These Christmas-friendly Muslims are right, but not simply because respect for other religions is a virtue. They are also right because Christmas is the celebration of the miraculous birth of Jesus, which is a powerful theme not just in the New Testament, but also in the Quran.

Two chapters of the Muslim holy book give detailed accounts of the birth of Jesus, which partly resemble the account in the Gospel of Luke.

Both chapters — one is named Maryam, or Mary — feature this admirable Jewish woman whom God has “purified” and “chosen above all other women.”

FULL ARTICLE FROM THE NEW YORK TIMES

Friday essay: The Qur’an, the Bible and homosexuality in Islam

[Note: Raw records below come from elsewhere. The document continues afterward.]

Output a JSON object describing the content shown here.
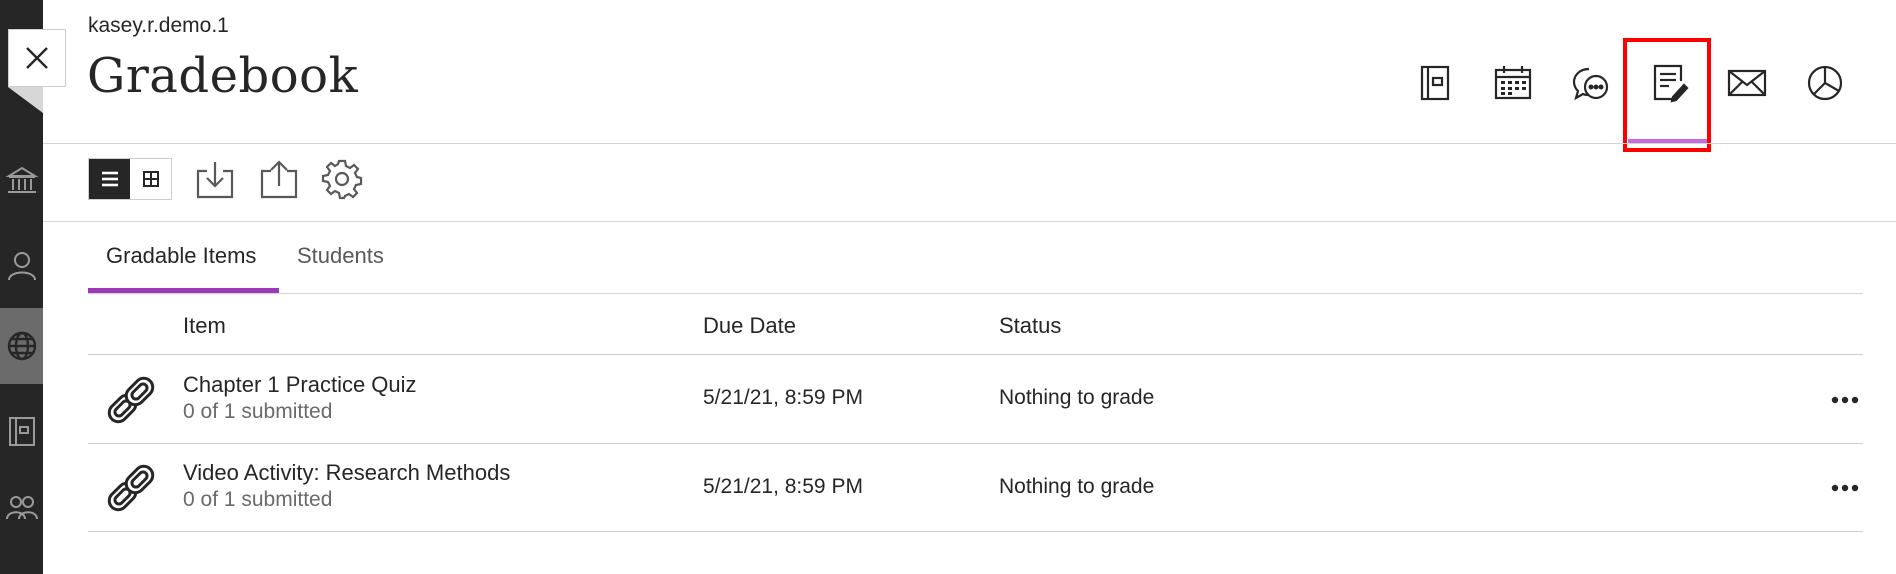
{
  "header": {
    "course_name": "kasey.r.demo.1",
    "page_title": "Gradebook",
    "icons": [
      {
        "name": "content-icon"
      },
      {
        "name": "calendar-icon"
      },
      {
        "name": "discussions-icon"
      },
      {
        "name": "gradebook-icon",
        "selected": true
      },
      {
        "name": "messages-icon"
      },
      {
        "name": "analytics-icon"
      }
    ]
  },
  "toolbar": {
    "view_options": [
      "list-view",
      "grid-view"
    ],
    "selected_view": "list-view",
    "tools": [
      "download-icon",
      "upload-icon",
      "settings-icon"
    ]
  },
  "tabs": [
    {
      "label": "Gradable Items",
      "active": true
    },
    {
      "label": "Students",
      "active": false
    }
  ],
  "table": {
    "columns": [
      "Item",
      "Due Date",
      "Status"
    ],
    "rows": [
      {
        "icon": "link-icon",
        "title": "Chapter 1 Practice Quiz",
        "subtitle": "0 of 1 submitted",
        "due": "5/21/21, 8:59 PM",
        "status": "Nothing to grade"
      },
      {
        "icon": "link-icon",
        "title": "Video Activity: Research Methods",
        "subtitle": "0 of 1 submitted",
        "due": "5/21/21, 8:59 PM",
        "status": "Nothing to grade"
      }
    ]
  },
  "colors": {
    "accent": "#9d38b8",
    "accent_light": "#c36be0",
    "highlight": "#ff0000",
    "nav_bg": "#262626"
  }
}
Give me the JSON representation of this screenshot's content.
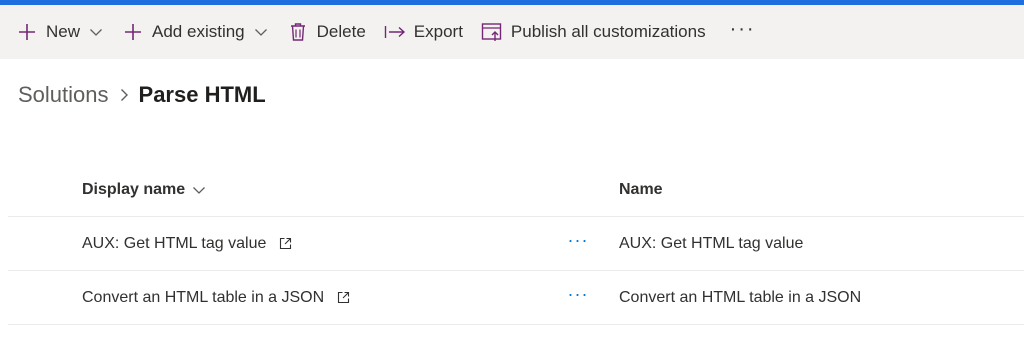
{
  "commandbar": {
    "new_label": "New",
    "add_existing_label": "Add existing",
    "delete_label": "Delete",
    "export_label": "Export",
    "publish_label": "Publish all customizations",
    "more_label": "···"
  },
  "breadcrumb": {
    "parent": "Solutions",
    "current": "Parse HTML"
  },
  "grid": {
    "columns": [
      "Display name",
      "Name"
    ],
    "row_more_label": "···",
    "rows": [
      {
        "display_name": "AUX: Get HTML tag value",
        "name": "AUX: Get HTML tag value"
      },
      {
        "display_name": "Convert an HTML table in a JSON",
        "name": "Convert an HTML table in a JSON"
      }
    ]
  },
  "colors": {
    "accent_bar": "#1f6fe0",
    "icon_purple": "#742774",
    "more_dots_blue": "#0078d4",
    "commandbar_bg": "#f3f2f1"
  },
  "icons": [
    "add-icon",
    "chevron-down-icon",
    "delete-icon",
    "export-icon",
    "publish-icon",
    "chevron-right-icon",
    "open-in-new-icon"
  ]
}
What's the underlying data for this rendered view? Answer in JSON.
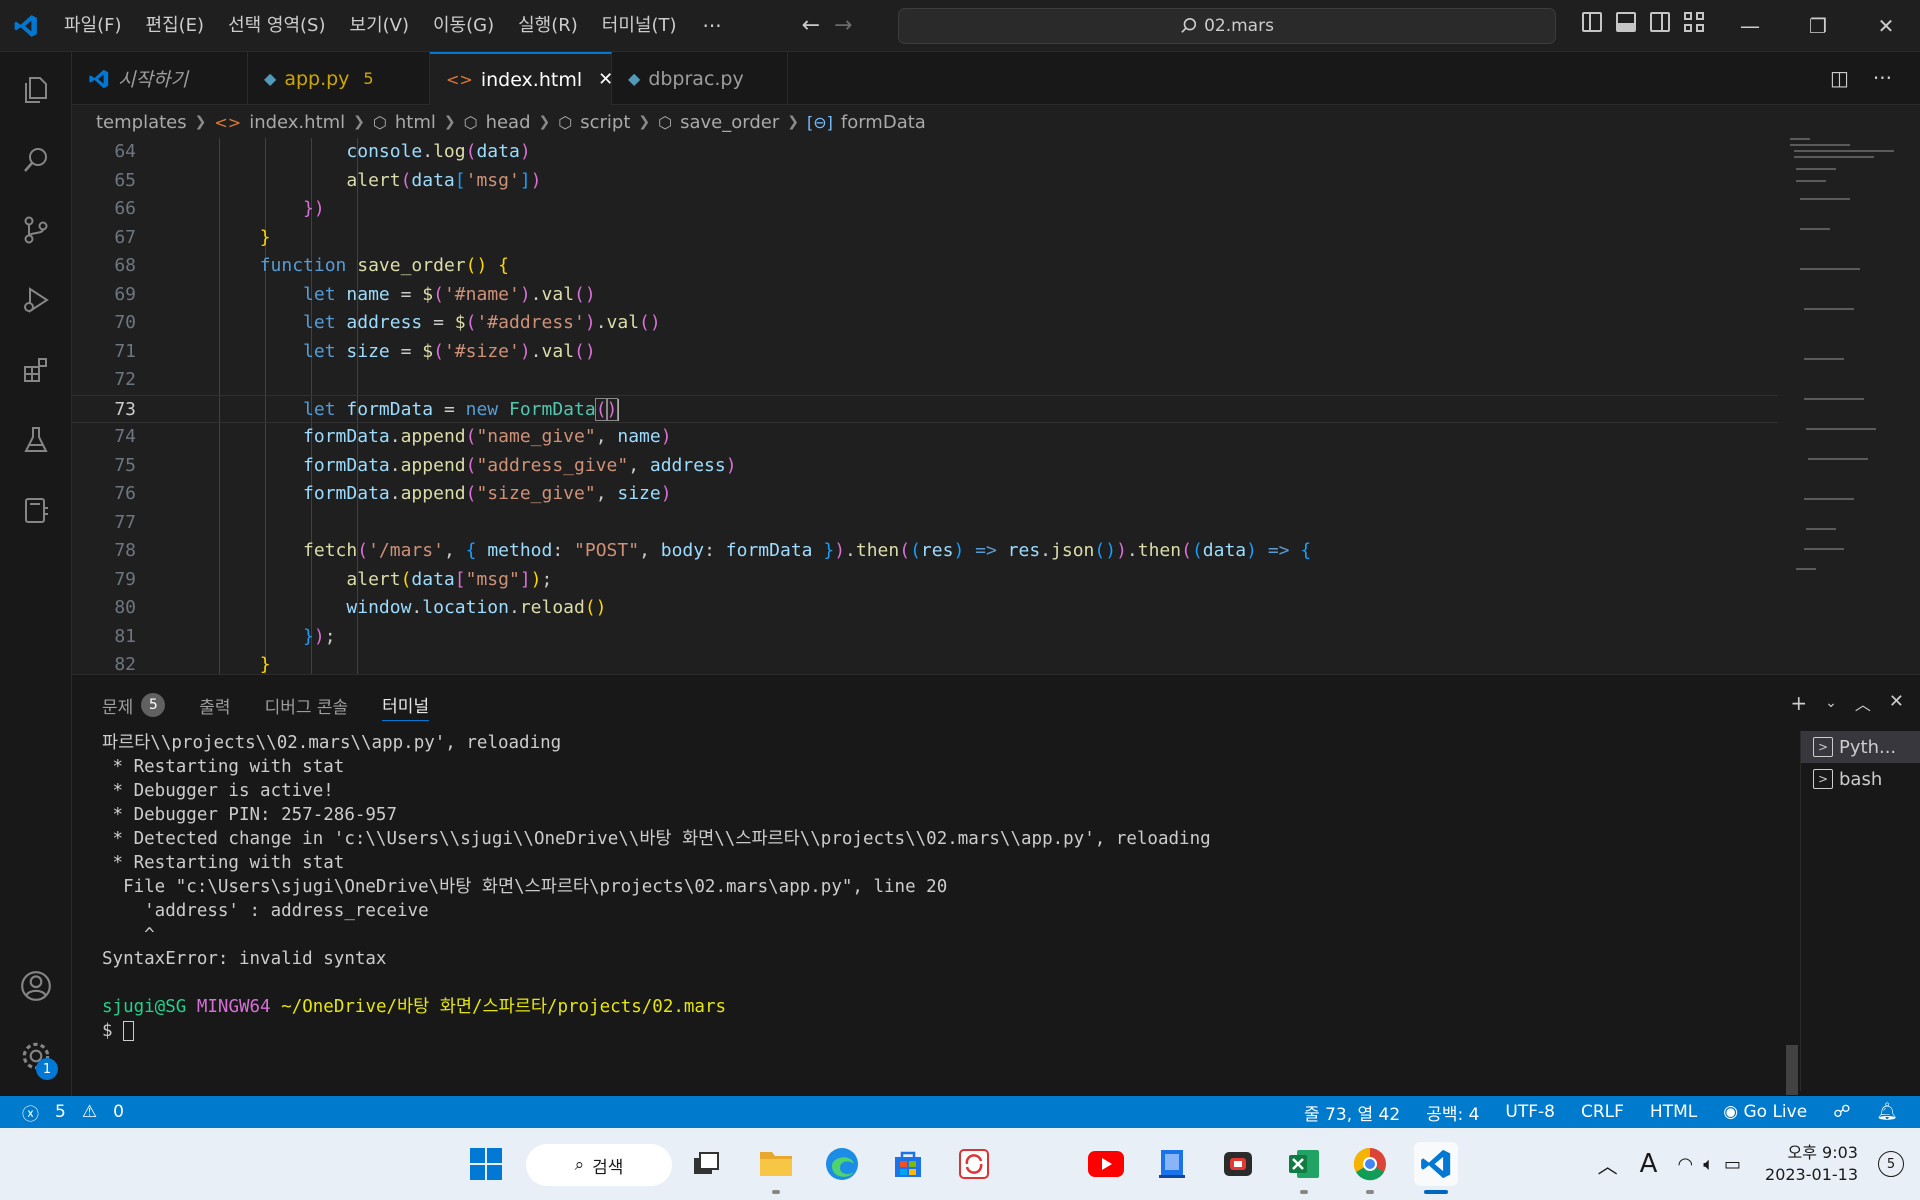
{
  "menu": [
    "파일(F)",
    "편집(E)",
    "선택 영역(S)",
    "보기(V)",
    "이동(G)",
    "실행(R)",
    "터미널(T)"
  ],
  "search": {
    "text": "02.mars"
  },
  "tabs": [
    {
      "label": "시작하기",
      "icon": "vscode-icon"
    },
    {
      "label": "app.py",
      "icon": "python-icon",
      "count": "5"
    },
    {
      "label": "index.html",
      "icon": "html-icon"
    },
    {
      "label": "dbprac.py",
      "icon": "python-icon"
    }
  ],
  "breadcrumb": [
    "templates",
    "index.html",
    "html",
    "head",
    "script",
    "save_order",
    "formData"
  ],
  "editor": {
    "line_numbers": [
      "64",
      "65",
      "66",
      "67",
      "68",
      "69",
      "70",
      "71",
      "72",
      "73",
      "74",
      "75",
      "76",
      "77",
      "78",
      "79",
      "80",
      "81",
      "82"
    ],
    "current_line": "73"
  },
  "panel": {
    "tabs": {
      "problems": "문제",
      "problems_count": "5",
      "output": "출력",
      "debug": "디버그 콘솔",
      "terminal": "터미널"
    },
    "terminal_lines": [
      "파르타\\\\projects\\\\02.mars\\\\app.py', reloading",
      " * Restarting with stat",
      " * Debugger is active!",
      " * Debugger PIN: 257-286-957",
      " * Detected change in 'c:\\\\Users\\\\sjugi\\\\OneDrive\\\\바탕 화면\\\\스파르타\\\\projects\\\\02.mars\\\\app.py', reloading",
      " * Restarting with stat",
      "  File \"c:\\Users\\sjugi\\OneDrive\\바탕 화면\\스파르타\\projects\\02.mars\\app.py\", line 20",
      "    'address' : address_receive",
      "    ^",
      "SyntaxError: invalid syntax",
      ""
    ],
    "prompt": {
      "user": "sjugi@SG",
      "env": "MINGW64",
      "path": "~/OneDrive/바탕 화면/스파르타/projects/02.mars",
      "symbol": "$"
    },
    "terminals": [
      "Pyth...",
      "bash"
    ]
  },
  "statusbar": {
    "errors": "5",
    "warnings": "0",
    "position": "줄 73, 열 42",
    "spaces": "공백: 4",
    "encoding": "UTF-8",
    "eol": "CRLF",
    "language": "HTML",
    "golive": "Go Live"
  },
  "taskbar": {
    "search": "검색",
    "time": "오후 9:03",
    "date": "2023-01-13",
    "notifications": "5"
  },
  "activity_badge": "1",
  "colors": {
    "accent": "#007acc",
    "keyword": "#569cd6",
    "string": "#ce9178",
    "function": "#dcdcaa",
    "variable": "#9cdcfe",
    "class": "#4ec9b0"
  }
}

8npwdsxz-1466037951Neither the Bible nor the Qur’an (Koran) has a lot to say about homosexuality, and what they do say relates only indirectly to contemporary discussions about gay rights and same-sex marriage. Like pre-modern scholars of law and ethics, these books assume heteronormativity.

As a concept, homosexuality is relatively recent, even if there is plenty of evidence for homoerotic pleasure in the past – albeit illicit in religious terms.

Scriptures and later writers usually referred only to particular sexual acts and did not raise the issue of personal sexual orientation. For religious conservatives, though, both Muslim and Christian, the occasional derogatory reference to same-sex acts is enough to prove their inherent sinfulness in all circumstances.

More liberal interpreters point to broader ethical considerations such as compassion and empathy. They argue that the condemnations of scripture do not apply to committed relationships founded on love.

Such a perspective, however, is inevitably more common among believers concerned with human rights, influenced by gender theory, and trained in contextual and holistic methods of interpretation.

FULL ARTICLE FROM THE CONVERSATION